However, this increase in interest in Greece should give the classicist and the ancient historian pause for thought. Although academically we lump Greece and Rome together they are far from being the same beast. Each civilization possessed different histories and they also offer different things to the contemporary world. Where Rome conquered, Greece beguiled. Where Rome taxed, Greece traded. I could go on for hours but I trust you get the picture. How then should the Greeks be communicated to the wider world? I believe this question splits into two constituent problems.
First, there is the problem of defining who were the Greeks and what was their relationship to their neighbours. In Roman documentaries, viewers are well acquainted with the idea that Rome both conquered the ‘known’ world but also had to assimilate and reach accommodations with vast swathes of Europe, the Middle East, and Africa. Programmes such as Time Team really bought home the fact that the Romans were not simply an ethnic of political description but a whole culture that changed dramatically as it came in contact with its neighbours. Digs across Britain demonstrated the sheer diversity of Roman life (within one of the remotest provinces) emphasizing processes of acculturation, resistance, and immigration.
Documentaries on Greece on the other hand tend to view the ancient Greeks as unproblematically homogenous. As far as I know, there has been no on screen discussion of Greek-Persian or Greek-Egyptian interaction, for example. When Michael Scott visited Sicily he gave the impression of a Greek colony transplanted overseas. Where were the discussions of the Carthaginians and the native populations, of cross cultural contact? The constant focus on what the Greeks gave to us (which I hardly need to repeat here) risks, I fear, claiming them as the progenitors of a specifically European culture. In truth, the Greeks bequeathed just as much to Muslim and Orthodox culture as they ever did to the Occident. This focus on a homogenised Greece is all the more infuriating because already in the popular print media journalists and the general public (note the number of comments) have been debating the ‘Easterness’ of Greek culture. I refer you this recent Guardian piece: http://www.theguardian.com/education/2013/jul/11/ancient-greece-cultural-hybridisation-theory.

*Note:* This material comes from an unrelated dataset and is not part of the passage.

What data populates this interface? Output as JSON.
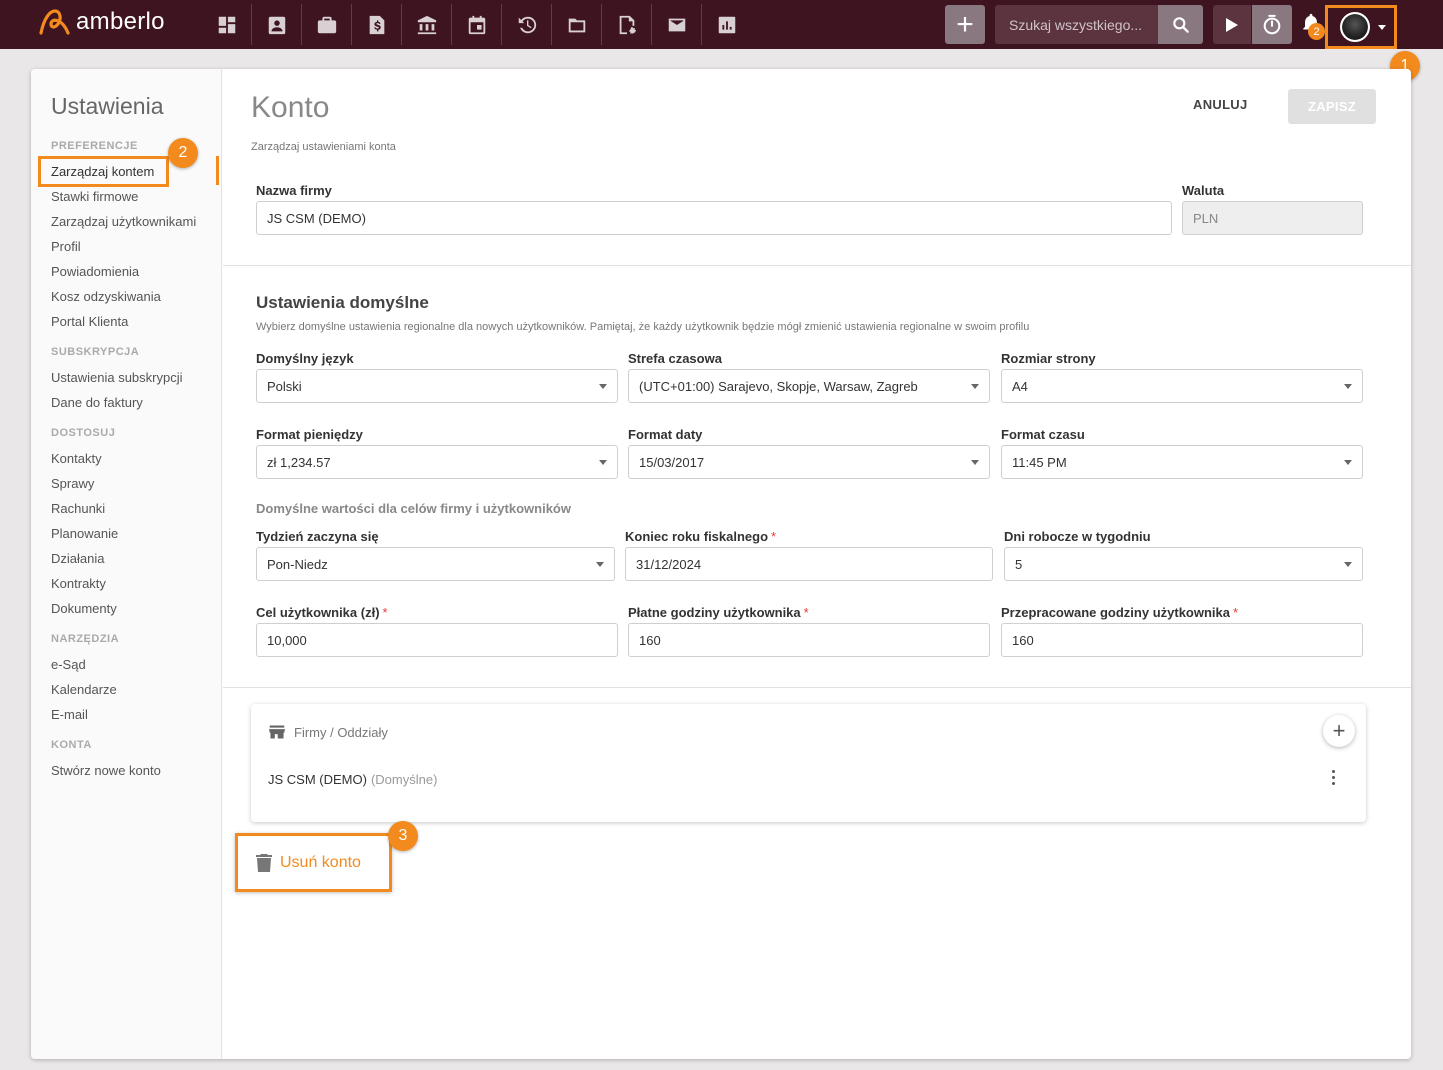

Second, there is the idea that the Greeks bequeathed theatre, democracy, science etc. to posterity. This is a good television hook. It informs the viewer why they should care the Greeks. It also plays to a popular culture truism – we all know that the Greeks invented nearly everything and subsequent generations have simply stood on the shoulders of giants. But is this really how we should communicate the influence (and sheer joy) of Greek culture? I am reminded of the fact that there is a whole corpus of medieval plays, the authors of whom had never even heard of Sophocles, Aeschylus, or Euripides. Shakespeare probably never read any Greek drama, although he knew Seneca like the back of his hand. In what sense then has Greek drama influenced the theatres we have today? Well, it had to be rediscovered in the seventeenth and eighteenth centuries. That rediscovery is a very compelling story.
The problem as I see it then is this: is it enough to simply say the Greeks invented such and such (which most people already know), should we not also try and explain how these things were lost, preserved, and felt to be important over the ages? This might sound a little dry and academic but critics such as Brian Sewell have long been arguing that factual TV is dumbing down. Besides, engaging TV on cultural or intellectual traditions has been made before (e.g. Andrew Graham-Dixon on early Christian art). Is it not then high time classicists (Michael Scott?) jumped on this band wagon. I know I would watch a three part documentary on ancient medicine in (i) its original context (ii) the Muslim middle ages (iii) early modern Europe.